24 April 2007 (All day)
In natural selection's dance of predator and prey, predators have long been thought to target the weak and sick. But this idea has seldom been tested because it's not easy to know the health of the prey, and how this correlates with the possibility it will be killed by a predator. However, two researchers have now zeroed in on what may make certain songbirds more likely to end up in a raptor's talons: parasites. Danish songbirds infected with either of two parasites were more likely to end up a meal. The study also sheds light on how predation may keep such parasites in check.
To determine the health of the raptors' prey, Jan Tottrup Nielsen, an ornithologist in Sindal, Denmark, spent 27 years collecting and identifying the remains of nearly 46,000 birds from some 3200 nests of European sparrowhawks and Eurasian goshawks in the forests of northern Denmark. The sparrowhawks targeted small songbirds from 64 species including tits, thrushes, finches, sparrows, and buntings. In contrast, the goshawks went after larger prey, such as gulls, pheasants, partridges, pigeons, and starlings, killing 76 different species.

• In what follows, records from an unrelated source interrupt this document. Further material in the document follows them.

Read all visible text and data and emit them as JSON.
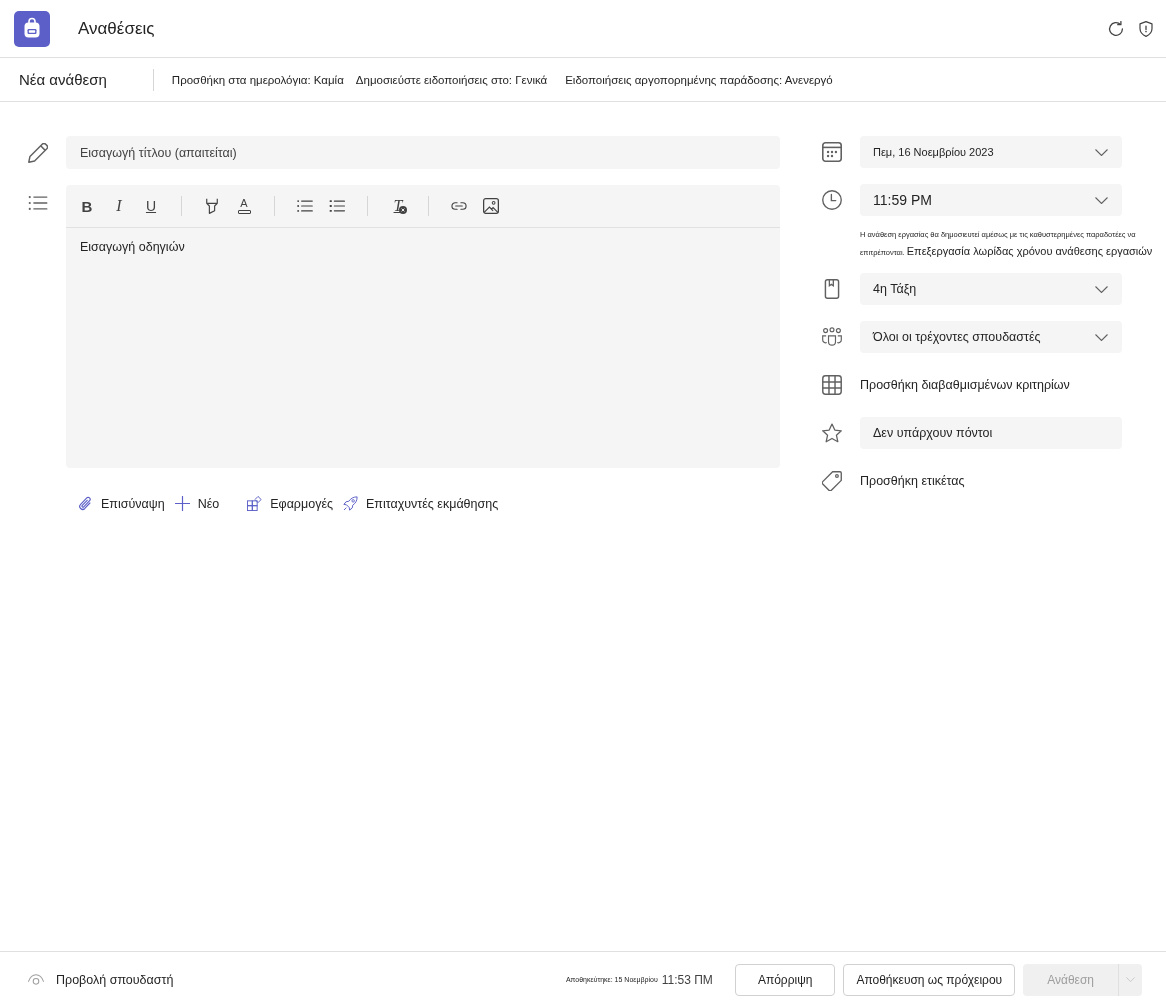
{
  "app_bar": {
    "title": "Αναθέσεις"
  },
  "command_bar": {
    "title": "Νέα ανάθεση",
    "settings": [
      "Προσθήκη στα ημερολόγια: Καμία",
      "Δημοσιεύστε ειδοποιήσεις στο: Γενικά",
      "Ειδοποιήσεις αργοπορημένης παράδοσης: Ανενεργό"
    ]
  },
  "title_field": {
    "placeholder": "Εισαγωγή τίτλου (απαιτείται)"
  },
  "editor": {
    "toolbar": [
      {
        "buttons": [
          {
            "kind": "bold",
            "glyph": "B"
          },
          {
            "kind": "italic",
            "glyph": "I"
          },
          {
            "kind": "underline",
            "glyph": "U"
          }
        ]
      },
      {
        "buttons": [
          {
            "kind": "highlight"
          },
          {
            "kind": "font_color",
            "glyph": "A"
          }
        ]
      },
      {
        "buttons": [
          {
            "kind": "bullets"
          },
          {
            "kind": "numbering"
          }
        ]
      },
      {
        "buttons": [
          {
            "kind": "clear_format",
            "glyph": "T"
          }
        ]
      },
      {
        "buttons": [
          {
            "kind": "link"
          },
          {
            "kind": "image"
          }
        ]
      }
    ],
    "placeholder": "Εισαγωγή οδηγιών"
  },
  "attachments": [
    {
      "kind": "attach",
      "label": "Επισύναψη"
    },
    {
      "kind": "new",
      "label": "Νέο"
    },
    {
      "kind": "apps",
      "label": "Εφαρμογές"
    },
    {
      "kind": "accelerators",
      "label": "Επιταχυντές εκμάθησης"
    }
  ],
  "due_date": {
    "value": "Πεμ, 16 Νοεμβρίου 2023"
  },
  "due_time": {
    "value": "11:59 PM"
  },
  "schedule_note": {
    "text": "Η ανάθεση εργασίας θα δημοσιευτεί αμέσως με τις καθυστερημένες παραδοτέες να επιτρέπονται.",
    "link": "Επεξεργασία λωρίδας χρόνου ανάθεσης εργασιών"
  },
  "class": {
    "value": "4η Τάξη"
  },
  "students": {
    "value": "Όλοι οι τρέχοντες σπουδαστές"
  },
  "rubric": {
    "label": "Προσθήκη διαβαθμισμένων κριτηρίων"
  },
  "points": {
    "value": "Δεν υπάρχουν πόντοι"
  },
  "tag": {
    "label": "Προσθήκη ετικέτας"
  },
  "footer": {
    "student_view": "Προβολή σπουδαστή",
    "saved": "Αποθηκεύτηκε: 15 Νοεμβρίου",
    "saved_time": "11:53 ΠΜ",
    "buttons": [
      {
        "kind": "secondary",
        "label": "Απόρριψη",
        "disabled": false
      },
      {
        "kind": "secondary",
        "label": "Αποθήκευση ως πρόχειρου",
        "disabled": false
      },
      {
        "kind": "primary",
        "label": "Ανάθεση",
        "disabled": true
      }
    ]
  }
}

To find out whether parasites played a role in the deaths of these birds, Nielsen's colleague, Anders Pape Møller, an evolutionary biologist at the University of Pierre and Marie Curie in Paris, calculated how prevalent such parasites are in European birds overall by compiling several published and unpublished data sets. After taking into account such factors as the abundance and size of the prey, Møller's analysis showed that the risk of predation for prey targeted by goshawks and sparrowhawks increased by a factor of 25 if the prey birds were infected with the protozoan blood parasite Leucocytozoon. Further, birds infected with the avian malaria parasite were 16 times more likely to find themselves in the talons of a sparrowhawk.
Besides bolstering the theory that weak and sick prey are more vulnerable to being eaten, the study indicates that predation may ultimately keep the malaria parasite in check, the authors note. The severity of a malaria infection correlates with the parasite's replication rate: The higher the rate, the more virulent the infection. In essence, Møller and Nielsen argue in their study published in this month's issue of Ecology, the sparrowhawks are helping to keep the malaria parasite relatively benign by killing songbirds with the most virulent form of the disease. The organism is spread via mosquito bites, and so once the host is dead, so is the parasite.
The team examined "an impressive sample size," says Dennis Murray, a population geneticist at Trent University in Peterborough, Canada. But he cautions that the duo's reliance on the databases of other researchers to calculate the prevalence of parasites in these species is risky. "It would be better to find a partially eaten prey and then test it to see if it actually has malaria," he notes. Still, Murray acknowledges, Møller and Nielsen have shown for a great variety of birds that a heavy load of parasites is likely to put you in natural selection's cross-hairs.